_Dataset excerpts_
----

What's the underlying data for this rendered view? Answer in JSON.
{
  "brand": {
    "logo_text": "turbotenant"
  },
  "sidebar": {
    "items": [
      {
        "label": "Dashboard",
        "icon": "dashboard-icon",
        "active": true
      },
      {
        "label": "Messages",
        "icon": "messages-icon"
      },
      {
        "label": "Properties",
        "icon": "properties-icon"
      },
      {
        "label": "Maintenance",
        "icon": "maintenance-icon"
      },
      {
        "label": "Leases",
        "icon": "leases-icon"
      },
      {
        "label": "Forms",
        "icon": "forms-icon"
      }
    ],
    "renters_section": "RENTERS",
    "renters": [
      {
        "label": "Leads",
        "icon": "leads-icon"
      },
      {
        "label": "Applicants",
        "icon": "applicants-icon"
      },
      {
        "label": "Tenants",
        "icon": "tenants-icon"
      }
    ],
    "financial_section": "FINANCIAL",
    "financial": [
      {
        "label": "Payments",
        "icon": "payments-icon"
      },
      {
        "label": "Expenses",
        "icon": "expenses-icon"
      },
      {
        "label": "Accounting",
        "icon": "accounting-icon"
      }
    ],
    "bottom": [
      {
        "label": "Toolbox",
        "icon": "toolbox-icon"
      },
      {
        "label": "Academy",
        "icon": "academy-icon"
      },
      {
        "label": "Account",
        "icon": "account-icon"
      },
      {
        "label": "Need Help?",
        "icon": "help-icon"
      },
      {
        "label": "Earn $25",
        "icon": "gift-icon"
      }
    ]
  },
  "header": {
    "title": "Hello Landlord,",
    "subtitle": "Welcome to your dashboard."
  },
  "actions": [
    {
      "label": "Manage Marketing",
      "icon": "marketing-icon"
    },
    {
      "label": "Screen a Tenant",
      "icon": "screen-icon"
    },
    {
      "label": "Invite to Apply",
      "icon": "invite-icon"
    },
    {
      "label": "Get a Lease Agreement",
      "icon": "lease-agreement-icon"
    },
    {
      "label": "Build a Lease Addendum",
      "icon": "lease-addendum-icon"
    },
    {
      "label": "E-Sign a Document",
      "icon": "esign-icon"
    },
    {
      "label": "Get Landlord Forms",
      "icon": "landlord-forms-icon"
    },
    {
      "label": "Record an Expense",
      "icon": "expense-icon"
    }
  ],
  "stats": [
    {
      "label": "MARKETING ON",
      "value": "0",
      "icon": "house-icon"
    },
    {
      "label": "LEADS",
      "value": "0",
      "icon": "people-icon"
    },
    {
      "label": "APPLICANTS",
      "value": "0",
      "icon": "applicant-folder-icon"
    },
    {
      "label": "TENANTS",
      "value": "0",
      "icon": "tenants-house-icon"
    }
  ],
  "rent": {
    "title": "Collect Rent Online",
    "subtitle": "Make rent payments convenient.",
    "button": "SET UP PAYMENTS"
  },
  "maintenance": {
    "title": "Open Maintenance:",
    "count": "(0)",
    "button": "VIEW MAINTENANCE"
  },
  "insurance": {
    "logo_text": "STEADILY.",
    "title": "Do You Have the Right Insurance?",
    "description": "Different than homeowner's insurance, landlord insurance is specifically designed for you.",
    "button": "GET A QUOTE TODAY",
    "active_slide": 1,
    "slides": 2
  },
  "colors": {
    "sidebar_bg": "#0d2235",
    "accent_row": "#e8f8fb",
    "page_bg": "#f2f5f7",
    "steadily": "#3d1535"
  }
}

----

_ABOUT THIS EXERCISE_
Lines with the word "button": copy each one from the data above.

_EXERCISE RESULT_
    "button": "SET UP PAYMENTS"
    "button": "VIEW MAINTENANCE"
    "button": "GET A QUOTE TODAY",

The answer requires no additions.